If there is one thing that the current COVID-19 and oil prices crises have demonstrated, it is that African oil-producing nations are still not economically diverse. Despite repeated actions taken by governments over the past decade to diversify their economies, especially following the 2014-2016 African recessions, not enough has been done. Economic crises in African oil producing countries this year will be so severe they could reach double digit economic recessions.
As countries like Nigeria, Angola, Gabon, Congo or Equatorial Guinea deal with unprecedented lows in oil prices and struggle to keep their economies afloat, the current downturn could well be the historic turning point these economies need to seriously put diversification at the top of economic policies priorities.
To be clear, diversification does not mean the end of oil, quite the contrary. Efficient diversification goes through a better use of oil revenues to fuel other sector of the economy, build a stronger industrial base and create jobs. But it also means diversifying national hydrocarbons output and increasing production, monetization and valorization of natural gas. In fact, for many African oil producers, successful economic diversification depends on their abilities to increase hydrocarbons production and make better us of flared and associated natural gas to generate power for industries, produce fertilizers for farmers and manufacture petrochemicals for their growing domestic markets.

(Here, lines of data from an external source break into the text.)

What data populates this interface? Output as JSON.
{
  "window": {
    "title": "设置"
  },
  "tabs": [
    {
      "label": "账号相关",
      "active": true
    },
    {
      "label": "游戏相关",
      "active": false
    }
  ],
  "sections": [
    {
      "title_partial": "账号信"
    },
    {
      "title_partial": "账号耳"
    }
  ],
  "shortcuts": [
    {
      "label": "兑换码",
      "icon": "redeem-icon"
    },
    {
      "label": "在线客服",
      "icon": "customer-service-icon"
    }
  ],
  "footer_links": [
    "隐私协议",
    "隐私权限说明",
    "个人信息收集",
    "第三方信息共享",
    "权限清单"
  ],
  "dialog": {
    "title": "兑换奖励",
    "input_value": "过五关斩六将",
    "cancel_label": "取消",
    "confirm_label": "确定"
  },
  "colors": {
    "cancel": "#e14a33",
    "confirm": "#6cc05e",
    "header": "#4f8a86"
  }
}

With 188.8 Tcf of proved natural gas (BP, 2019), Nigeria has Africa’s largest discovered gas reserves and the 10th biggest in the world. In 2019, it was the world’s sixth largest LNG exporter with a 6% global market share, ahead of Algeria (3%), Angola (1%) and Equatorial Guinea (1%). Yet, out of the 20.8 million tonnes of LNG Nigeria exported last year (IGU, 2020), 54% went to Europe, 37% to Asia, and the rest to the Americas and the Middle East. In short, none of Nigeria’s LNG goes to Africa. The only Nigerian gas that reaches African markets is the limited, and often interrupted, supply that goes through the West African Gas Pipeline (WAGP) to Benin, Togo and Ghana. Even then, the lack of stable gas supplies from the pipeline has forced these countries to rely on additional domestic or international sources of gas to fuel their power plants.
“The current situation in global and African energy markets is giving tremendous opportunities for Africans to take a strong position on economic diversification. In that aspect, Nigeria is the country that could take the lead position in becoming the African gas producing platform the continent needs,” stated Kola Karim, CEO & Managing Director of Shoreline Natural Resources during an Invest Africa podcast last week. He is right, and unless the current crisis leads to serious gas-market policies and initiatives to monetize gas across Nigeria and Africa, oil dependence-related hardships will continue and only get stronger.
More needs to be done to monetize gas in Africa. Thankfully, the continent has demonstrated several successful gas monetization projects across industries and beyond just electricity generation. In Benin City, Nigeria, NICPO has been developing for years a network of CNG outlets that take customers beyond petrol and diesel and offer them a domestic, more cost efficient, and cleaner fuel to put in their cars. On a bigger scale, domestic gas is already being valorized in the Indorama Eleme fertilizers plant in Port Harcourt, currently under expansion, and in the soon-to-be commissioned Dangote Fertilizers plant in Lekki. In neighboring Cameroon, Victoria Oil & Gas has been supporting the development of a strong industrial and manufacturing base on the outskirt of Douala by connecting several customers to natural gas. Also in the Gulf of Guinea, Equatorial Guinea is building a regasification terminal to process its own natural gas across several industries such as power and cement on its mainland. Further North in Abidjan, the government has been pushing for the procurement and deployment of CNG buses that also run on domestic natural gas. Success stories abound all around us, yet they need to be expanded and replicated for Africa to truly embrace the benefits of economic diversification.
For this ambition to be achieved, the development of enabling environments and sound market policies is crucial to facilitate investments into gas production and gas transportation and processing infrastructure. “Nigeria has already taken the opportunity to maximize its gas with the West Africa Gas Pipeline. As an industry, if we are able not only to ensure stable gas supplies through that pipeline but also lay additional connections to North Africa and Europe through Niger, and to East and Southern Africa through the Central African Republic, then a country like Nigeria gives itself the opportunity to industrialize the whole continent through the production and export of its domestic gas while creating several thousands jobs,” Kola Karim added. In that regards, incentives to be given to such critical midstream infrastructure, along with market policies to support gas valorization, form key parts of the African Energy Chamber’s Common-sense Energy Agenda released this month.
Africa needs to get used to a post-COVID-19 world where $50/barrel is the new $100, and where diversification needs to be the key priority in order to create a new hedge and natural buffer against future downwards cycles. “Diversification needs to become our new reality,” added Kola Karim. “For Nigeria, it is time to stand up and focus on gas to become the gas platform producer that the continent needs. This pandemic should afford us all the opportunity to view our countries from an internal point of view and prepare ourselves and our economies for the next big crisis,” he concluded.Distributed by APO Group on behalf of African Energy Chamber.
Kola Karim Shoreline